(Excerpts from an interface dataset)
<<<<

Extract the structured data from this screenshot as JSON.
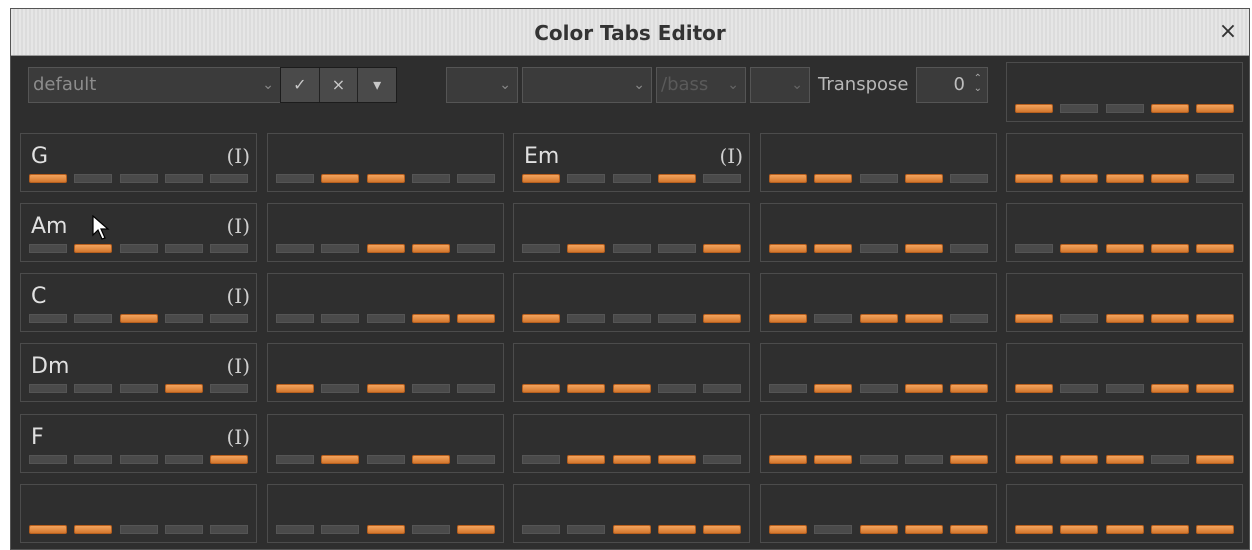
{
  "window": {
    "title": "Color Tabs Editor",
    "close_glyph": "×"
  },
  "toolbar": {
    "preset_value": "default",
    "chevron": "⌄",
    "buttons": [
      {
        "name": "confirm-button",
        "glyph": "✓"
      },
      {
        "name": "cancel-button",
        "glyph": "×"
      },
      {
        "name": "menu-button",
        "glyph": "▾"
      }
    ],
    "root_select_value": "",
    "type_select_value": "",
    "bass_select_value": "/bass",
    "extra_select_value": "",
    "transpose_label": "Transpose",
    "transpose_value": "0",
    "transpose_arrows": "⌃⌄"
  },
  "colors": {
    "accent": "#e88c43",
    "background": "#2e2e2e"
  },
  "grid": [
    [
      {
        "chord": "",
        "flag": "",
        "strings": [
          1,
          0,
          0,
          1,
          1
        ],
        "header_preview": true
      }
    ],
    [
      {
        "chord": "G",
        "flag": "(I)",
        "strings": [
          1,
          0,
          0,
          0,
          0
        ]
      },
      {
        "chord": "",
        "flag": "",
        "strings": [
          0,
          1,
          1,
          0,
          0
        ]
      },
      {
        "chord": "Em",
        "flag": "(I)",
        "strings": [
          1,
          0,
          0,
          1,
          0
        ]
      },
      {
        "chord": "",
        "flag": "",
        "strings": [
          1,
          1,
          0,
          1,
          0
        ]
      },
      {
        "chord": "",
        "flag": "",
        "strings": [
          1,
          1,
          1,
          1,
          0
        ]
      }
    ],
    [
      {
        "chord": "Am",
        "flag": "(I)",
        "strings": [
          0,
          1,
          0,
          0,
          0
        ]
      },
      {
        "chord": "",
        "flag": "",
        "strings": [
          0,
          0,
          1,
          1,
          0
        ]
      },
      {
        "chord": "",
        "flag": "",
        "strings": [
          0,
          1,
          0,
          0,
          1
        ]
      },
      {
        "chord": "",
        "flag": "",
        "strings": [
          1,
          1,
          0,
          1,
          0
        ]
      },
      {
        "chord": "",
        "flag": "",
        "strings": [
          0,
          1,
          1,
          1,
          1
        ]
      }
    ],
    [
      {
        "chord": "C",
        "flag": "(I)",
        "strings": [
          0,
          0,
          1,
          0,
          0
        ]
      },
      {
        "chord": "",
        "flag": "",
        "strings": [
          0,
          0,
          0,
          1,
          1
        ]
      },
      {
        "chord": "",
        "flag": "",
        "strings": [
          1,
          0,
          0,
          0,
          1
        ]
      },
      {
        "chord": "",
        "flag": "",
        "strings": [
          1,
          0,
          1,
          1,
          0
        ]
      },
      {
        "chord": "",
        "flag": "",
        "strings": [
          1,
          0,
          1,
          1,
          1
        ]
      }
    ],
    [
      {
        "chord": "Dm",
        "flag": "(I)",
        "strings": [
          0,
          0,
          0,
          1,
          0
        ]
      },
      {
        "chord": "",
        "flag": "",
        "strings": [
          1,
          0,
          1,
          0,
          0
        ]
      },
      {
        "chord": "",
        "flag": "",
        "strings": [
          1,
          1,
          1,
          0,
          0
        ]
      },
      {
        "chord": "",
        "flag": "",
        "strings": [
          0,
          1,
          0,
          1,
          1
        ]
      },
      {
        "chord": "",
        "flag": "",
        "strings": [
          1,
          0,
          0,
          1,
          1
        ]
      }
    ],
    [
      {
        "chord": "F",
        "flag": "(I)",
        "strings": [
          0,
          0,
          0,
          0,
          1
        ]
      },
      {
        "chord": "",
        "flag": "",
        "strings": [
          0,
          1,
          0,
          1,
          0
        ]
      },
      {
        "chord": "",
        "flag": "",
        "strings": [
          0,
          1,
          1,
          1,
          0
        ]
      },
      {
        "chord": "",
        "flag": "",
        "strings": [
          1,
          1,
          0,
          0,
          1
        ]
      },
      {
        "chord": "",
        "flag": "",
        "strings": [
          1,
          1,
          1,
          0,
          1
        ]
      }
    ],
    [
      {
        "chord": "",
        "flag": "",
        "strings": [
          1,
          1,
          0,
          0,
          0
        ]
      },
      {
        "chord": "",
        "flag": "",
        "strings": [
          0,
          0,
          1,
          0,
          1
        ]
      },
      {
        "chord": "",
        "flag": "",
        "strings": [
          0,
          0,
          1,
          1,
          1
        ]
      },
      {
        "chord": "",
        "flag": "",
        "strings": [
          1,
          0,
          1,
          1,
          1
        ]
      },
      {
        "chord": "",
        "flag": "",
        "strings": [
          1,
          1,
          1,
          1,
          1
        ]
      }
    ]
  ]
}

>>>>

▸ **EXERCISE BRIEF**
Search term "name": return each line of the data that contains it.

▸ **TASK RESPONSE**
        "name": "confirm-button",
        "name": "cancel-button",
        "name": "menu-button",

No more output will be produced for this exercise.